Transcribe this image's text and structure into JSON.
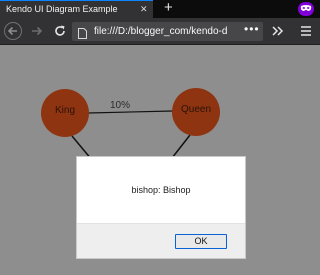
{
  "browser": {
    "tab_title": "Kendo UI Diagram Example",
    "tab_close": "✕",
    "new_tab": "+",
    "url": "file:///D:/blogger_com/kendo-diagram",
    "url_more": "•••",
    "icons": {
      "back": "back-arrow-icon",
      "forward": "forward-arrow-icon",
      "reload": "reload-icon",
      "page": "page-icon",
      "overflow": "chevron-double-right-icon",
      "menu": "hamburger-menu-icon",
      "private": "private-mask-icon"
    },
    "accent": "#0a84ff",
    "private_color": "#8000d7"
  },
  "diagram": {
    "nodes": [
      {
        "label": "King"
      },
      {
        "label": "Queen"
      }
    ],
    "edge_label": "10%",
    "node_color": "#8f3410"
  },
  "alert": {
    "message": "bishop: Bishop",
    "ok_label": "OK"
  }
}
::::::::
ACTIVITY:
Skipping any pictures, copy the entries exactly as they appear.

ANSWER TO THIS TASK:
Transcribe this image's text and structure into JSON.
{
  "browser": {
    "tab_title": "Kendo UI Diagram Example",
    "tab_close": "✕",
    "new_tab": "+",
    "url": "file:///D:/blogger_com/kendo-diagram",
    "url_more": "•••",
    "icons": {
      "back": "back-arrow-icon",
      "forward": "forward-arrow-icon",
      "reload": "reload-icon",
      "page": "page-icon",
      "overflow": "chevron-double-right-icon",
      "menu": "hamburger-menu-icon",
      "private": "private-mask-icon"
    },
    "accent": "#0a84ff",
    "private_color": "#8000d7"
  },
  "diagram": {
    "nodes": [
      {
        "label": "King"
      },
      {
        "label": "Queen"
      }
    ],
    "edge_label": "10%",
    "node_color": "#8f3410"
  },
  "alert": {
    "message": "bishop: Bishop",
    "ok_label": "OK"
  }
}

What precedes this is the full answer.